Use Escape Key to Close Your AWT Dialogs

Use Escape Key to Close Your AWT Dialogs

It has become customary for Microsoft Windows users to close an active window by pressing the escape key. It is not that easy to intercept key events in Java. This is because key events go directly to the component having the focus. You can always add your Dialog instance as a KeyListener to all its components and containers and the children of containers, and the children of children of containers and … If you work with multiple Dialogs and deep component hierarhies, the above technique can become a code nightmare.

But, as almost always with Java, there is a better way to do this. You can create a class KeyAwareDialog that extends Dialog and adds itself as a KeyListener to all its components. Then an instance of KeyAwareDialog is notified whenever one of its components receive a key event. Then KeyAwareDialog can close itself if the key event happens to be a escape key event. Now, if you write all your dialogs extending KeyAwareDialog, hitting the escape key will close them.

But, we still haven’t solved the problem of adding components to containers in KeyAwareDialog. Also, we need a generic way to deal with components being added and removed to KeyAwareDialog, or its containers at run-time. We can make KeyAwareDialog a ContainerListener. Then, whenever a new component is added to KeyAwareDialog, or any of its descendant containers, it gets notified, and then we can add/remove KeyAwareDialog as a KeyListener to/from the component being added/removed and all its descendants.

So, we let KeyAwareDialog implement the function of java.awt.event.ContainerListener as:

 public void componentAdded(ContainerEvent e) { addKeyAndContainerListenerRecursively(e.getChild()); } and public void componentRemoved(ContainerEvent e) { removeKeyAndContainerListenerRecursively(e.getChild()); } private void addKeyAndContainerListenerRecursively(Component c) { c.addKeyListener(this); if(c instanceof Container) { Container cont = (Container)c; cont.addContainerListener(this); Component[] children = cont.getComponents(); for(int i = 0; i < children.length; i++) { addKeyAndContainerListenerRecursively(children[i]); } } } 
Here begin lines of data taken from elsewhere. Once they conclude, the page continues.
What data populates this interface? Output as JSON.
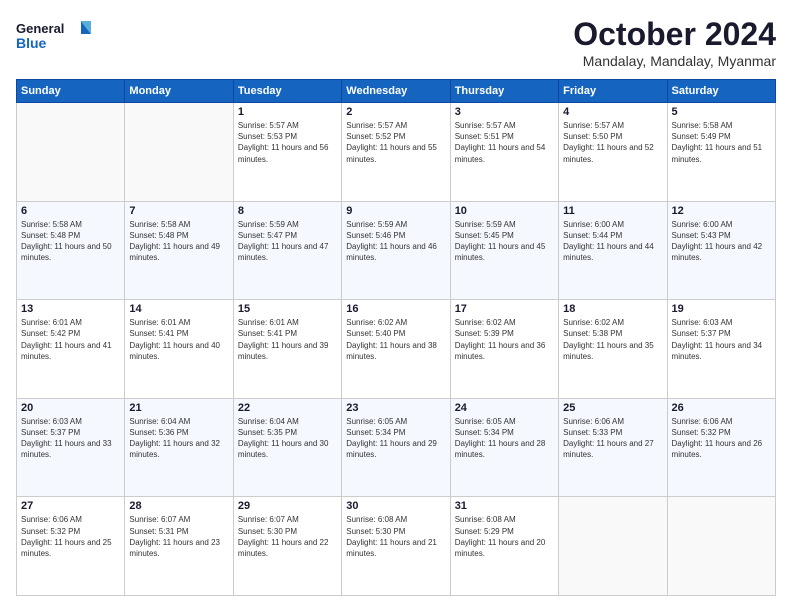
{
  "logo": {
    "line1": "General",
    "line2": "Blue"
  },
  "title": "October 2024",
  "location": "Mandalay, Mandalay, Myanmar",
  "days_of_week": [
    "Sunday",
    "Monday",
    "Tuesday",
    "Wednesday",
    "Thursday",
    "Friday",
    "Saturday"
  ],
  "weeks": [
    [
      {
        "day": "",
        "info": ""
      },
      {
        "day": "",
        "info": ""
      },
      {
        "day": "1",
        "info": "Sunrise: 5:57 AM\nSunset: 5:53 PM\nDaylight: 11 hours and 56 minutes."
      },
      {
        "day": "2",
        "info": "Sunrise: 5:57 AM\nSunset: 5:52 PM\nDaylight: 11 hours and 55 minutes."
      },
      {
        "day": "3",
        "info": "Sunrise: 5:57 AM\nSunset: 5:51 PM\nDaylight: 11 hours and 54 minutes."
      },
      {
        "day": "4",
        "info": "Sunrise: 5:57 AM\nSunset: 5:50 PM\nDaylight: 11 hours and 52 minutes."
      },
      {
        "day": "5",
        "info": "Sunrise: 5:58 AM\nSunset: 5:49 PM\nDaylight: 11 hours and 51 minutes."
      }
    ],
    [
      {
        "day": "6",
        "info": "Sunrise: 5:58 AM\nSunset: 5:48 PM\nDaylight: 11 hours and 50 minutes."
      },
      {
        "day": "7",
        "info": "Sunrise: 5:58 AM\nSunset: 5:48 PM\nDaylight: 11 hours and 49 minutes."
      },
      {
        "day": "8",
        "info": "Sunrise: 5:59 AM\nSunset: 5:47 PM\nDaylight: 11 hours and 47 minutes."
      },
      {
        "day": "9",
        "info": "Sunrise: 5:59 AM\nSunset: 5:46 PM\nDaylight: 11 hours and 46 minutes."
      },
      {
        "day": "10",
        "info": "Sunrise: 5:59 AM\nSunset: 5:45 PM\nDaylight: 11 hours and 45 minutes."
      },
      {
        "day": "11",
        "info": "Sunrise: 6:00 AM\nSunset: 5:44 PM\nDaylight: 11 hours and 44 minutes."
      },
      {
        "day": "12",
        "info": "Sunrise: 6:00 AM\nSunset: 5:43 PM\nDaylight: 11 hours and 42 minutes."
      }
    ],
    [
      {
        "day": "13",
        "info": "Sunrise: 6:01 AM\nSunset: 5:42 PM\nDaylight: 11 hours and 41 minutes."
      },
      {
        "day": "14",
        "info": "Sunrise: 6:01 AM\nSunset: 5:41 PM\nDaylight: 11 hours and 40 minutes."
      },
      {
        "day": "15",
        "info": "Sunrise: 6:01 AM\nSunset: 5:41 PM\nDaylight: 11 hours and 39 minutes."
      },
      {
        "day": "16",
        "info": "Sunrise: 6:02 AM\nSunset: 5:40 PM\nDaylight: 11 hours and 38 minutes."
      },
      {
        "day": "17",
        "info": "Sunrise: 6:02 AM\nSunset: 5:39 PM\nDaylight: 11 hours and 36 minutes."
      },
      {
        "day": "18",
        "info": "Sunrise: 6:02 AM\nSunset: 5:38 PM\nDaylight: 11 hours and 35 minutes."
      },
      {
        "day": "19",
        "info": "Sunrise: 6:03 AM\nSunset: 5:37 PM\nDaylight: 11 hours and 34 minutes."
      }
    ],
    [
      {
        "day": "20",
        "info": "Sunrise: 6:03 AM\nSunset: 5:37 PM\nDaylight: 11 hours and 33 minutes."
      },
      {
        "day": "21",
        "info": "Sunrise: 6:04 AM\nSunset: 5:36 PM\nDaylight: 11 hours and 32 minutes."
      },
      {
        "day": "22",
        "info": "Sunrise: 6:04 AM\nSunset: 5:35 PM\nDaylight: 11 hours and 30 minutes."
      },
      {
        "day": "23",
        "info": "Sunrise: 6:05 AM\nSunset: 5:34 PM\nDaylight: 11 hours and 29 minutes."
      },
      {
        "day": "24",
        "info": "Sunrise: 6:05 AM\nSunset: 5:34 PM\nDaylight: 11 hours and 28 minutes."
      },
      {
        "day": "25",
        "info": "Sunrise: 6:06 AM\nSunset: 5:33 PM\nDaylight: 11 hours and 27 minutes."
      },
      {
        "day": "26",
        "info": "Sunrise: 6:06 AM\nSunset: 5:32 PM\nDaylight: 11 hours and 26 minutes."
      }
    ],
    [
      {
        "day": "27",
        "info": "Sunrise: 6:06 AM\nSunset: 5:32 PM\nDaylight: 11 hours and 25 minutes."
      },
      {
        "day": "28",
        "info": "Sunrise: 6:07 AM\nSunset: 5:31 PM\nDaylight: 11 hours and 23 minutes."
      },
      {
        "day": "29",
        "info": "Sunrise: 6:07 AM\nSunset: 5:30 PM\nDaylight: 11 hours and 22 minutes."
      },
      {
        "day": "30",
        "info": "Sunrise: 6:08 AM\nSunset: 5:30 PM\nDaylight: 11 hours and 21 minutes."
      },
      {
        "day": "31",
        "info": "Sunrise: 6:08 AM\nSunset: 5:29 PM\nDaylight: 11 hours and 20 minutes."
      },
      {
        "day": "",
        "info": ""
      },
      {
        "day": "",
        "info": ""
      }
    ]
  ]
}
Follow the same logic to write removeKeyAndContainerListenerRecursively(...) Now, we implement the java.awt.event.KeyListener for KeyAwareDialog:

  public void keyPressed(KeyEvent e) { int code = e.getKeyCode(); if(code == KeyEvent.VK_ESCAPE) { //Key pressed is the Escape key. Hide this Dialog. setVisible(false); } //If you wan the dialog tpo process other keys, //write code following the same logic } public void keyReleased(KeyEvent e) { //write code if to handle key release } public void keyTyped(KeyEvent e) { //write code if to handle key type } 

We're almost there, but no quite. We need to add KeyAwareDialog to itself as a KeyListener. We'll do that in the constructor:

 public KeyAwareDialog(Frame frame, String title, boolean modal) { super(frame, title, modal); addKeyAndContainerListenerRecursively(this); } 

You can apply this technique to AWT frames too.

See also  5 Benefits of Using Time Tracking Software

About Our Editorial Process

At DevX, we’re dedicated to tech entrepreneurship. Our team closely follows industry shifts, new products, AI breakthroughs, technology trends, and funding announcements. Articles undergo thorough editing to ensure accuracy and clarity, reflecting DevX’s style and supporting entrepreneurs in the tech sphere.

See our full editorial policy.

About Our Journalist